* What you need to do
Copy out every line of the listing in which "placeholder" appears.

* Source data
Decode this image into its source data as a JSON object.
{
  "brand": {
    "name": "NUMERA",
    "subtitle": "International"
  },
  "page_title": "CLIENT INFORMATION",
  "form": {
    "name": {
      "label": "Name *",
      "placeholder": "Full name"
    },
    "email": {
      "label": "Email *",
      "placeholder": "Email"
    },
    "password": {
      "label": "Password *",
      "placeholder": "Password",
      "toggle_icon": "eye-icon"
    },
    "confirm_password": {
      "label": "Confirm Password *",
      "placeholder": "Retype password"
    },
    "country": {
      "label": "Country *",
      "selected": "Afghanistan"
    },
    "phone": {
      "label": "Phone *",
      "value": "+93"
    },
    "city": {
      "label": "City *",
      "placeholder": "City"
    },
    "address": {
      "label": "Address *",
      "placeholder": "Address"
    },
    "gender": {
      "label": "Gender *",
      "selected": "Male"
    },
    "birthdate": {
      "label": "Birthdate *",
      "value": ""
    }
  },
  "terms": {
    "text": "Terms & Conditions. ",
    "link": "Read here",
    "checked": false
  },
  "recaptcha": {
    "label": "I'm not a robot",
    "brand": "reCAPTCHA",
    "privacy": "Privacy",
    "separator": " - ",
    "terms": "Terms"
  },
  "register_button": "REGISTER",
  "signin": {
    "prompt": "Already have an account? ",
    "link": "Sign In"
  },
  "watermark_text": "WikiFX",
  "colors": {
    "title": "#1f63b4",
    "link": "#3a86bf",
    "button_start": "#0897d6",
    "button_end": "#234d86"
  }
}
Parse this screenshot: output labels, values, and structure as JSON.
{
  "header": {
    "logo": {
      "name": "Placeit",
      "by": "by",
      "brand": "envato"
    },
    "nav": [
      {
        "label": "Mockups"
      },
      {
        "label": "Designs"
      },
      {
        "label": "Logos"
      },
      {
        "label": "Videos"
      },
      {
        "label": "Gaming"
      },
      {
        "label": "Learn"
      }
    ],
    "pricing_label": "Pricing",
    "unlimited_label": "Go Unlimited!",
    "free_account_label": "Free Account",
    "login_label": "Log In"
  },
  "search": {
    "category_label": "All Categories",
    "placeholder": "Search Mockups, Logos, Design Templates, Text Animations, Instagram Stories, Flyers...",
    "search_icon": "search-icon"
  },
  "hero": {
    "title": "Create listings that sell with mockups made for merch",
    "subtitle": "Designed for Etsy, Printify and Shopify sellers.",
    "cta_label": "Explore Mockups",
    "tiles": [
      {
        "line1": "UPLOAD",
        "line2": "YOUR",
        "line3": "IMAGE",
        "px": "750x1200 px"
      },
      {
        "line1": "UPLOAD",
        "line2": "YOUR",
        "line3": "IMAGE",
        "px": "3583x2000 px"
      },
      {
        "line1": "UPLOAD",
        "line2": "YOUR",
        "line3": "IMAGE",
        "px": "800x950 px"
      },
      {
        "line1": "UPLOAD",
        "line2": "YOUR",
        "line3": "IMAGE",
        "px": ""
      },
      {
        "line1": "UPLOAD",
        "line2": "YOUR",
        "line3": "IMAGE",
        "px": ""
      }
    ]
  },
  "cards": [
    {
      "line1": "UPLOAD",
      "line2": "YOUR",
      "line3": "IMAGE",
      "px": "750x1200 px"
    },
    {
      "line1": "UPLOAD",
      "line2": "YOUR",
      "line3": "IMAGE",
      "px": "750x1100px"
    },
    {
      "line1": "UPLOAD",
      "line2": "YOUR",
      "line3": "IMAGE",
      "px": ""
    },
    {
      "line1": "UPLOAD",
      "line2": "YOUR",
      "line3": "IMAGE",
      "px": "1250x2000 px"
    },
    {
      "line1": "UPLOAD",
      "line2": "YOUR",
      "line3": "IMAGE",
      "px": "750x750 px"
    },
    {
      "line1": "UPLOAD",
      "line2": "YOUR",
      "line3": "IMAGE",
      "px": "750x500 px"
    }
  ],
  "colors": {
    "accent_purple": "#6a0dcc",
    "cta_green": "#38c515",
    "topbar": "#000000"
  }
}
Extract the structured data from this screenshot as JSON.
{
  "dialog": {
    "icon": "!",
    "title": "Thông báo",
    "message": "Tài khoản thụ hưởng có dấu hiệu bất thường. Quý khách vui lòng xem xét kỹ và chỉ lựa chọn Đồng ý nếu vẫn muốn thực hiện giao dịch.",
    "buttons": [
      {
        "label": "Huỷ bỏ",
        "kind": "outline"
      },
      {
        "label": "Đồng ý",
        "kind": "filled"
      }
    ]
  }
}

* Answer to this exercise
      "placeholder": "Full name"
      "placeholder": "Email"
      "placeholder": "Password",
      "placeholder": "Retype password"
      "placeholder": "City"
      "placeholder": "Address"
    "placeholder": "Search Mockups, Logos, Design Templates, Text Animations, Instagram Stories, Flyers...",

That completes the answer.